WHAT IS REQUIRED >> With the pictures set aside, reproduce each entry precisely as it reads.

PROVIDED RECORDS >>
|---|
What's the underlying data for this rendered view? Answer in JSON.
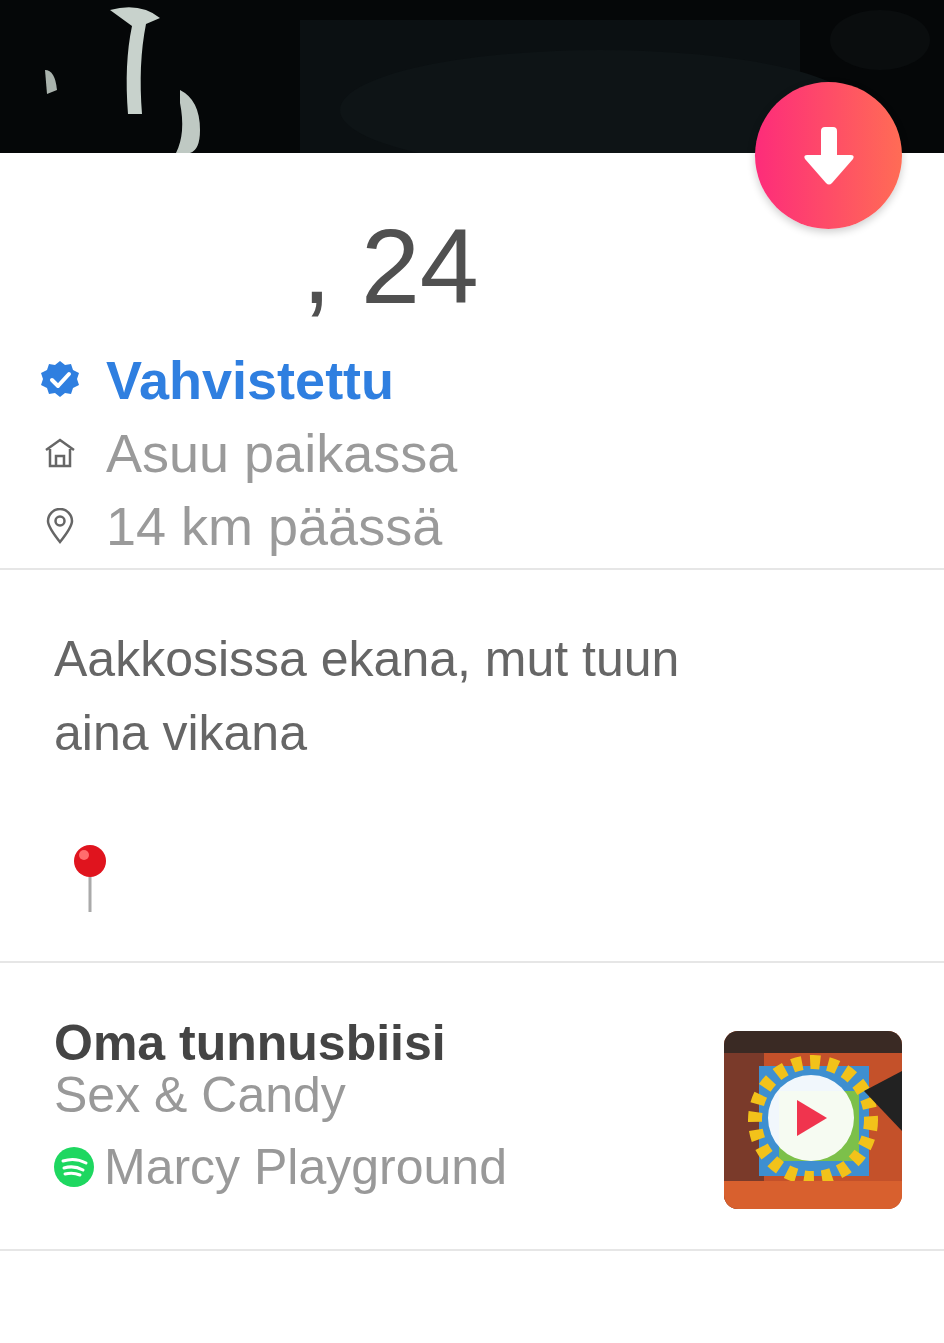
{
  "profile": {
    "name_age": ", 24",
    "verified": {
      "label": "Vahvistettu"
    },
    "details": [
      {
        "kind": "home",
        "text": "Asuu paikassa"
      },
      {
        "kind": "location",
        "text": "14 km päässä"
      }
    ]
  },
  "bio": {
    "text": "Aakkosissa ekana, mut tuun aina vikana"
  },
  "anthem": {
    "title": "Oma tunnusbiisi",
    "song": "Sex & Candy",
    "artist": "Marcy Playground"
  }
}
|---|
SOLUTION BELOW >>
What's the underlying data for this rendered view? Answer in JSON.
{
  "profile": {
    "name_age": ", 24",
    "verified": {
      "label": "Vahvistettu"
    },
    "details": [
      {
        "kind": "home",
        "text": "Asuu paikassa"
      },
      {
        "kind": "location",
        "text": "14 km päässä"
      }
    ]
  },
  "bio": {
    "text": "Aakkosissa ekana, mut tuun aina vikana"
  },
  "anthem": {
    "title": "Oma tunnusbiisi",
    "song": "Sex & Candy",
    "artist": "Marcy Playground"
  }
}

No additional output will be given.